The company, which was established in 2018 and is based in the city’s Business School Incubator, has begun hiring five new engineers.
IMERAI’s tech relies on micro-electro mechanical system microphones, or “MEMS”, which are widely used in mobile phones and smart home devices. The company uses the microphones to act as a base for its sensor to detect the layout of its surroundings.
“As the UK debates how to ease lockdown measures safely, this type of technology could be used to count how many people are present in an office location and how far apart they are to aid with social distancing and infection control,” Mr Bowen said.
He also described his technology as a potential “game changer” for those suffering with dementia as it could pick up deterioration in movements quickly.
While some companies have pushed to allow workers to remotely operate permanently, others have focused on figuring out ways to get people back to work.
Tech giant Salesforce unveiled a set of online tools for employers in May that would allow workers to reserve time to use lifts, fill out daily assessments of their health, and book in lunch breaks.

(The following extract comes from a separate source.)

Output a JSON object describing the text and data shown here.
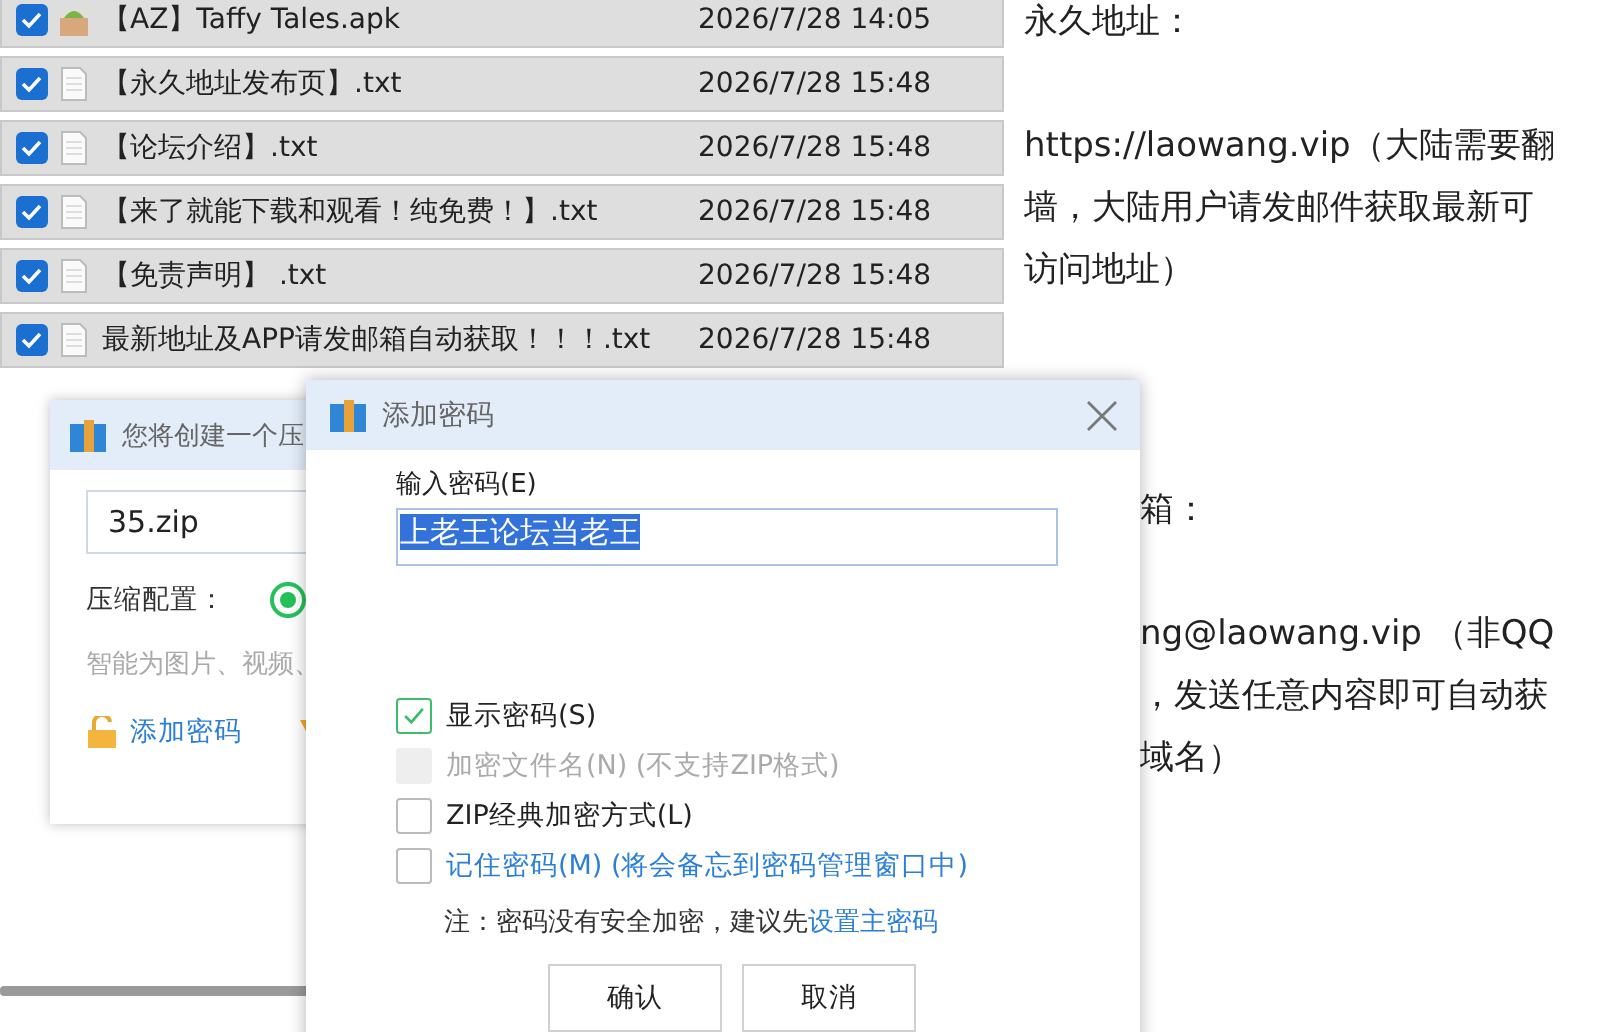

In construction, UK-based Wearable Link has developed technology that can flag to builders if they come too close to one another to abide by social distancing rules on site.